WHAT TO PRODUCE:
Taking the material as a whole, state how many of its lines contain "title". Write the number and nothing more.

"""

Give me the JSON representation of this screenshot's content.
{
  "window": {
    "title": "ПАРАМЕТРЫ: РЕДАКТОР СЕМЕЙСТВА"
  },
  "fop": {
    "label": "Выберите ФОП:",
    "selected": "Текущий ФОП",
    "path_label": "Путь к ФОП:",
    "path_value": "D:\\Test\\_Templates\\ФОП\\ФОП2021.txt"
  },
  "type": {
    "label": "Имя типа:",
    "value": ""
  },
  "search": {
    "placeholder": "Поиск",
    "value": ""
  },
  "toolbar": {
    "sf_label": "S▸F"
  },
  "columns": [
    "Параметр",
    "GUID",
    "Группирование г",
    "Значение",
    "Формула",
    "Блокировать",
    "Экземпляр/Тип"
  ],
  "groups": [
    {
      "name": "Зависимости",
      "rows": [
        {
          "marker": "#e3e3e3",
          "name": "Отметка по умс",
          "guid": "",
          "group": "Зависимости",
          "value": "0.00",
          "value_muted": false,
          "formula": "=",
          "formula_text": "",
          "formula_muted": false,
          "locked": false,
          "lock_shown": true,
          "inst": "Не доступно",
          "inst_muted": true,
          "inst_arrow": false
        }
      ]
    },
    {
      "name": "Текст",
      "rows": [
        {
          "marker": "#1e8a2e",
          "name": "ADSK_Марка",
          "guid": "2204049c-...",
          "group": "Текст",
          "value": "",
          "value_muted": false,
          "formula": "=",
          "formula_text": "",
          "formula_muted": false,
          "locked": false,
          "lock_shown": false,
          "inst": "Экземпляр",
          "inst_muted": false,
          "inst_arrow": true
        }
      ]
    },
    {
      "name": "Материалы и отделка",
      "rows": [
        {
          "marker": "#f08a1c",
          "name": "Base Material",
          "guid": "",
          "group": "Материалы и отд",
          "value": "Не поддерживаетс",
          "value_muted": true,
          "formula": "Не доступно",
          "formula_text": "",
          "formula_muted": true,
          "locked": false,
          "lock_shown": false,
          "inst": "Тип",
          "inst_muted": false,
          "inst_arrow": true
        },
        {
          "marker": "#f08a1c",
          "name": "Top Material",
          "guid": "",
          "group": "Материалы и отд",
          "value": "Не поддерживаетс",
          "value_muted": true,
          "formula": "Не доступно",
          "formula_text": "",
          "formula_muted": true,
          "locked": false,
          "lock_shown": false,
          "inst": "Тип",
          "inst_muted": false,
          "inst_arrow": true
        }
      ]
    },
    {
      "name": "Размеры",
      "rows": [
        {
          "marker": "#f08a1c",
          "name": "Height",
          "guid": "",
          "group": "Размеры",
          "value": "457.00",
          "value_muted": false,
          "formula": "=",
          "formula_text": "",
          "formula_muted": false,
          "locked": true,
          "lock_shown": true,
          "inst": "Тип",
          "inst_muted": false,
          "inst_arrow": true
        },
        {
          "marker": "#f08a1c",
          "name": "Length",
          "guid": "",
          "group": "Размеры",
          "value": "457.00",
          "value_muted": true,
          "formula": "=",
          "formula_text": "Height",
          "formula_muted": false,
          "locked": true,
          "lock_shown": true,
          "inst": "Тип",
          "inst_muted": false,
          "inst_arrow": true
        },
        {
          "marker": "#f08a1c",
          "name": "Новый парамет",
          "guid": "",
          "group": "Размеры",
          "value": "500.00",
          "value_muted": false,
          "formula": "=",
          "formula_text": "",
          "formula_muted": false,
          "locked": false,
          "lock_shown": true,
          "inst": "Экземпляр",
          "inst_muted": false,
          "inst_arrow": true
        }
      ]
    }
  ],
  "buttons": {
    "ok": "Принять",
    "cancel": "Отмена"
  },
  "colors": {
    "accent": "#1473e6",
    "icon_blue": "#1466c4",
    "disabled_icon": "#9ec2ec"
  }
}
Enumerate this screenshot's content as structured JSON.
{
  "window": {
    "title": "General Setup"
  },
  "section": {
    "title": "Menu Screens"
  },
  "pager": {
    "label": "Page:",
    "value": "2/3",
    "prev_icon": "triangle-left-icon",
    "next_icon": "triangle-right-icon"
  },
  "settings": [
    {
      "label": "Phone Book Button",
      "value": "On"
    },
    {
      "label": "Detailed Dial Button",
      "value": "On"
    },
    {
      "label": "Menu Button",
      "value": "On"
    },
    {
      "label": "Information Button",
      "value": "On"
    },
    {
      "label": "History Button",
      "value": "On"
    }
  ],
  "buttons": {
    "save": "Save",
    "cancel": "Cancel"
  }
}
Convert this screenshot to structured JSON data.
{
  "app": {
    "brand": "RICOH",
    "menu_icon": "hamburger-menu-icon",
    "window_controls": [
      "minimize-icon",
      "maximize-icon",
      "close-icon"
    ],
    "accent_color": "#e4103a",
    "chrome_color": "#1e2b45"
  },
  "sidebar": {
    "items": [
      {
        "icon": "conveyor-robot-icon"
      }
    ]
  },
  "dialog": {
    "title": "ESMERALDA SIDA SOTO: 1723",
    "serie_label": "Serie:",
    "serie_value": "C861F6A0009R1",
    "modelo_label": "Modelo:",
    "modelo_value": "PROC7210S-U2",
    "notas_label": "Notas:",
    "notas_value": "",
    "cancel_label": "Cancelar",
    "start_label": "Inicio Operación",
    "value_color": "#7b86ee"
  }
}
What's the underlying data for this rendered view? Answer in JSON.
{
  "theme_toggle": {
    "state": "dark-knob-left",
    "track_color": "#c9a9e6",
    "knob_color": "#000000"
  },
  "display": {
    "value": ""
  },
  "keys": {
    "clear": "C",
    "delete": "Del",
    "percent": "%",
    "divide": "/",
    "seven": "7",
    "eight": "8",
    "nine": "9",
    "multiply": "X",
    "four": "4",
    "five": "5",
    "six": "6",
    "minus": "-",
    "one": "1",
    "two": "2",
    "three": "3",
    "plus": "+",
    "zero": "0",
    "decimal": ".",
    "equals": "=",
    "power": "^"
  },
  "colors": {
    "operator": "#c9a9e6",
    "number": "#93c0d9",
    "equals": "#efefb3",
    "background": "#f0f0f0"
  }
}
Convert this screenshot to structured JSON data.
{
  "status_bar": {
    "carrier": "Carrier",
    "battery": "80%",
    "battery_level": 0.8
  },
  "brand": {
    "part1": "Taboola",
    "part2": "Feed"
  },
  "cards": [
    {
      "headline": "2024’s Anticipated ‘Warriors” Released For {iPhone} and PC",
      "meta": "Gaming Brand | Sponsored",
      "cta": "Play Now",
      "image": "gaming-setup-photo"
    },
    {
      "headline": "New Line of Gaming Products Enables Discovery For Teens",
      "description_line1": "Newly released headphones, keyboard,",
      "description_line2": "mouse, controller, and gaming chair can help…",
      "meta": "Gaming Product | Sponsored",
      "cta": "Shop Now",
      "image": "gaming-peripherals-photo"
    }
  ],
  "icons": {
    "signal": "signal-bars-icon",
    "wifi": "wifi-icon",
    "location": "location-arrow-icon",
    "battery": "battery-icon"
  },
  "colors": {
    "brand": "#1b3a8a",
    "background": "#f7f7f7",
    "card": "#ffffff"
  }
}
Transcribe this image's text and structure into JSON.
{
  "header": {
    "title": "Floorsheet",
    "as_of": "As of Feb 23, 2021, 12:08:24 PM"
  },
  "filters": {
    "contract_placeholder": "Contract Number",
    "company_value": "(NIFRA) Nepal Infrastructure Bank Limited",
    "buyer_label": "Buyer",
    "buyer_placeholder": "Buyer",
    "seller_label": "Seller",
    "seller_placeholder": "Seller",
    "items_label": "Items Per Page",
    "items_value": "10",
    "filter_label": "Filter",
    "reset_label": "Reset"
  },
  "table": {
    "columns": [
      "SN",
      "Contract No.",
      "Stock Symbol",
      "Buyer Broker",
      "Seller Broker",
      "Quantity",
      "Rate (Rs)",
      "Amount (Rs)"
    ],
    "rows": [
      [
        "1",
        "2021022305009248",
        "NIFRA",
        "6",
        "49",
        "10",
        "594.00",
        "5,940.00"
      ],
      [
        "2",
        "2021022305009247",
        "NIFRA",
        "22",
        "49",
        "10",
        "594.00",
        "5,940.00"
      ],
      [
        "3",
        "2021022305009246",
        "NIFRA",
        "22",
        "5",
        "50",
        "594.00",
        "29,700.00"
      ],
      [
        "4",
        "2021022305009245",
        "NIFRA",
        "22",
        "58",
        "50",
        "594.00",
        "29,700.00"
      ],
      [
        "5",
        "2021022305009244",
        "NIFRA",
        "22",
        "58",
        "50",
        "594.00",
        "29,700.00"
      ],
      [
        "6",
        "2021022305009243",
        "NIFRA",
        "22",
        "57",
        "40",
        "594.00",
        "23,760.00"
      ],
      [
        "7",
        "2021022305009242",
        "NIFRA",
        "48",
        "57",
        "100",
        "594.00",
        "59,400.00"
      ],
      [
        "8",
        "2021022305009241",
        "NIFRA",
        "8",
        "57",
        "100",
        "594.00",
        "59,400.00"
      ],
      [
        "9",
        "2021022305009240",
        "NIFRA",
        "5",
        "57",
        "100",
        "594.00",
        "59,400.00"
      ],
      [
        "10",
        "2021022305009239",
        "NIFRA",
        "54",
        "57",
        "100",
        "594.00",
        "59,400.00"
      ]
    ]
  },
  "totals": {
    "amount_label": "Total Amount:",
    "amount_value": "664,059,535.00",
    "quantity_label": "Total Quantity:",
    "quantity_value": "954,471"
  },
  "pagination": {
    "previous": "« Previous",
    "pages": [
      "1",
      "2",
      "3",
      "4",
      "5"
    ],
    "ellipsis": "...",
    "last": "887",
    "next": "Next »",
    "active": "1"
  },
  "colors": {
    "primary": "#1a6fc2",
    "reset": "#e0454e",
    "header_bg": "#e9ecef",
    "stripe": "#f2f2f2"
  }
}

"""

SOLUTION FOR THIS PROBLEM:
5